[The problem]: The records below must be repeated exactly, but without their pictures.

Website and app data records:

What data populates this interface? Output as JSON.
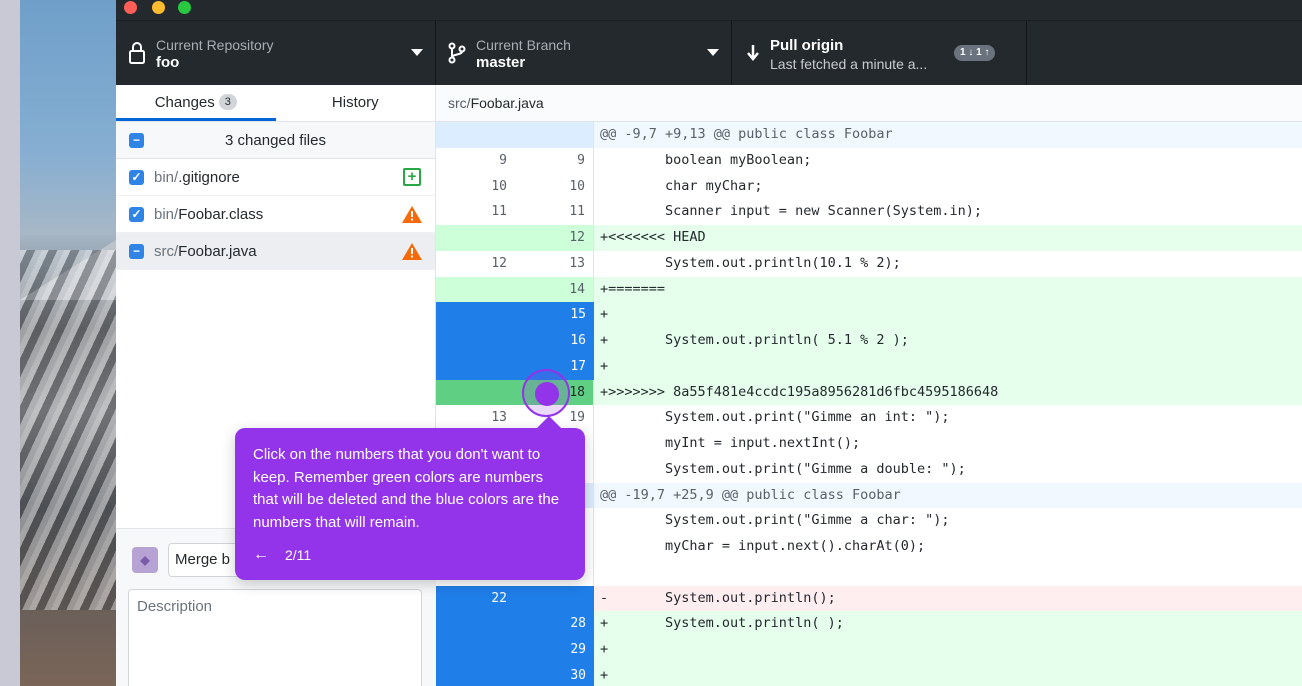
{
  "toolbar": {
    "repo_label": "Current Repository",
    "repo_value": "foo",
    "branch_label": "Current Branch",
    "branch_value": "master",
    "pull_label": "Pull origin",
    "pull_sub": "Last fetched a minute a...",
    "pull_badge": "1 ↓ 1 ↑"
  },
  "sidebar": {
    "tabs": [
      {
        "label": "Changes",
        "count": "3"
      },
      {
        "label": "History"
      }
    ],
    "files_header": "3 changed files",
    "files": [
      {
        "dir": "bin/",
        "name": ".gitignore",
        "status": "added"
      },
      {
        "dir": "bin/",
        "name": "Foobar.class",
        "status": "conflict"
      },
      {
        "dir": "src/",
        "name": "Foobar.java",
        "status": "conflict"
      }
    ],
    "commit": {
      "summary_value": "Merge b",
      "description_placeholder": "Description"
    }
  },
  "diff": {
    "path_dir": "src/",
    "path_name": "Foobar.java",
    "lines": [
      {
        "old": "",
        "new": "",
        "text": "@@ -9,7 +9,13 @@ public class Foobar",
        "type": "hunk"
      },
      {
        "old": "9",
        "new": "9",
        "text": "        boolean myBoolean;",
        "type": "ctx"
      },
      {
        "old": "10",
        "new": "10",
        "text": "        char myChar;",
        "type": "ctx"
      },
      {
        "old": "11",
        "new": "11",
        "text": "        Scanner input = new Scanner(System.in);",
        "type": "ctx"
      },
      {
        "old": "",
        "new": "12",
        "text": "+<<<<<<< HEAD",
        "type": "add"
      },
      {
        "old": "12",
        "new": "13",
        "text": "        System.out.println(10.1 % 2);",
        "type": "ctx"
      },
      {
        "old": "",
        "new": "14",
        "text": "+=======",
        "type": "add"
      },
      {
        "old": "",
        "new": "15",
        "text": "+",
        "type": "add-sel"
      },
      {
        "old": "",
        "new": "16",
        "text": "+       System.out.println( 5.1 % 2 );",
        "type": "add-sel"
      },
      {
        "old": "",
        "new": "17",
        "text": "+",
        "type": "add-sel"
      },
      {
        "old": "",
        "new": "18",
        "text": "+>>>>>>> 8a55f481e4ccdc195a8956281d6fbc4595186648",
        "type": "add-dark"
      },
      {
        "old": "13",
        "new": "19",
        "text": "        System.out.print(\"Gimme an int: \");",
        "type": "ctx"
      },
      {
        "old": "",
        "new": "",
        "text": "        myInt = input.nextInt();",
        "type": "ctx"
      },
      {
        "old": "",
        "new": "",
        "text": "        System.out.print(\"Gimme a double: \");",
        "type": "ctx"
      },
      {
        "old": "",
        "new": "",
        "text": "@@ -19,7 +25,9 @@ public class Foobar",
        "type": "hunk"
      },
      {
        "old": "",
        "new": "",
        "text": "        System.out.print(\"Gimme a char: \");",
        "type": "ctx"
      },
      {
        "old": "",
        "new": "",
        "text": "        myChar = input.next().charAt(0);",
        "type": "ctx"
      },
      {
        "old": "",
        "new": "",
        "text": "",
        "type": "ctx"
      },
      {
        "old": "22",
        "new": "",
        "text": "-       System.out.println();",
        "type": "del-sel"
      },
      {
        "old": "",
        "new": "28",
        "text": "+       System.out.println( );",
        "type": "add-sel"
      },
      {
        "old": "",
        "new": "29",
        "text": "+",
        "type": "add-sel"
      },
      {
        "old": "",
        "new": "30",
        "text": "+",
        "type": "add-sel"
      }
    ]
  },
  "tour": {
    "text": "Click on the numbers that you don't want to keep. Remember green colors are numbers that will be deleted and the blue colors are the numbers that will remain.",
    "back": "←",
    "step": "2/11"
  },
  "colors": {
    "accent": "#9333ea",
    "selected_line": "#1f7ee8",
    "addition": "#e6ffed",
    "deletion": "#ffeef0"
  }
}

[Reply to the task]:
What data populates this interface? Output as JSON.
{
  "toolbar": {
    "repo_label": "Current Repository",
    "repo_value": "foo",
    "branch_label": "Current Branch",
    "branch_value": "master",
    "pull_label": "Pull origin",
    "pull_sub": "Last fetched a minute a...",
    "pull_badge": "1 ↓ 1 ↑"
  },
  "sidebar": {
    "tabs": [
      {
        "label": "Changes",
        "count": "3"
      },
      {
        "label": "History"
      }
    ],
    "files_header": "3 changed files",
    "files": [
      {
        "dir": "bin/",
        "name": ".gitignore",
        "status": "added"
      },
      {
        "dir": "bin/",
        "name": "Foobar.class",
        "status": "conflict"
      },
      {
        "dir": "src/",
        "name": "Foobar.java",
        "status": "conflict"
      }
    ],
    "commit": {
      "summary_value": "Merge b",
      "description_placeholder": "Description"
    }
  },
  "diff": {
    "path_dir": "src/",
    "path_name": "Foobar.java",
    "lines": [
      {
        "old": "",
        "new": "",
        "text": "@@ -9,7 +9,13 @@ public class Foobar",
        "type": "hunk"
      },
      {
        "old": "9",
        "new": "9",
        "text": "        boolean myBoolean;",
        "type": "ctx"
      },
      {
        "old": "10",
        "new": "10",
        "text": "        char myChar;",
        "type": "ctx"
      },
      {
        "old": "11",
        "new": "11",
        "text": "        Scanner input = new Scanner(System.in);",
        "type": "ctx"
      },
      {
        "old": "",
        "new": "12",
        "text": "+<<<<<<< HEAD",
        "type": "add"
      },
      {
        "old": "12",
        "new": "13",
        "text": "        System.out.println(10.1 % 2);",
        "type": "ctx"
      },
      {
        "old": "",
        "new": "14",
        "text": "+=======",
        "type": "add"
      },
      {
        "old": "",
        "new": "15",
        "text": "+",
        "type": "add-sel"
      },
      {
        "old": "",
        "new": "16",
        "text": "+       System.out.println( 5.1 % 2 );",
        "type": "add-sel"
      },
      {
        "old": "",
        "new": "17",
        "text": "+",
        "type": "add-sel"
      },
      {
        "old": "",
        "new": "18",
        "text": "+>>>>>>> 8a55f481e4ccdc195a8956281d6fbc4595186648",
        "type": "add-dark"
      },
      {
        "old": "13",
        "new": "19",
        "text": "        System.out.print(\"Gimme an int: \");",
        "type": "ctx"
      },
      {
        "old": "",
        "new": "",
        "text": "        myInt = input.nextInt();",
        "type": "ctx"
      },
      {
        "old": "",
        "new": "",
        "text": "        System.out.print(\"Gimme a double: \");",
        "type": "ctx"
      },
      {
        "old": "",
        "new": "",
        "text": "@@ -19,7 +25,9 @@ public class Foobar",
        "type": "hunk"
      },
      {
        "old": "",
        "new": "",
        "text": "        System.out.print(\"Gimme a char: \");",
        "type": "ctx"
      },
      {
        "old": "",
        "new": "",
        "text": "        myChar = input.next().charAt(0);",
        "type": "ctx"
      },
      {
        "old": "",
        "new": "",
        "text": "",
        "type": "ctx"
      },
      {
        "old": "22",
        "new": "",
        "text": "-       System.out.println();",
        "type": "del-sel"
      },
      {
        "old": "",
        "new": "28",
        "text": "+       System.out.println( );",
        "type": "add-sel"
      },
      {
        "old": "",
        "new": "29",
        "text": "+",
        "type": "add-sel"
      },
      {
        "old": "",
        "new": "30",
        "text": "+",
        "type": "add-sel"
      }
    ]
  },
  "tour": {
    "text": "Click on the numbers that you don't want to keep. Remember green colors are numbers that will be deleted and the blue colors are the numbers that will remain.",
    "back": "←",
    "step": "2/11"
  },
  "colors": {
    "accent": "#9333ea",
    "selected_line": "#1f7ee8",
    "addition": "#e6ffed",
    "deletion": "#ffeef0"
  }
}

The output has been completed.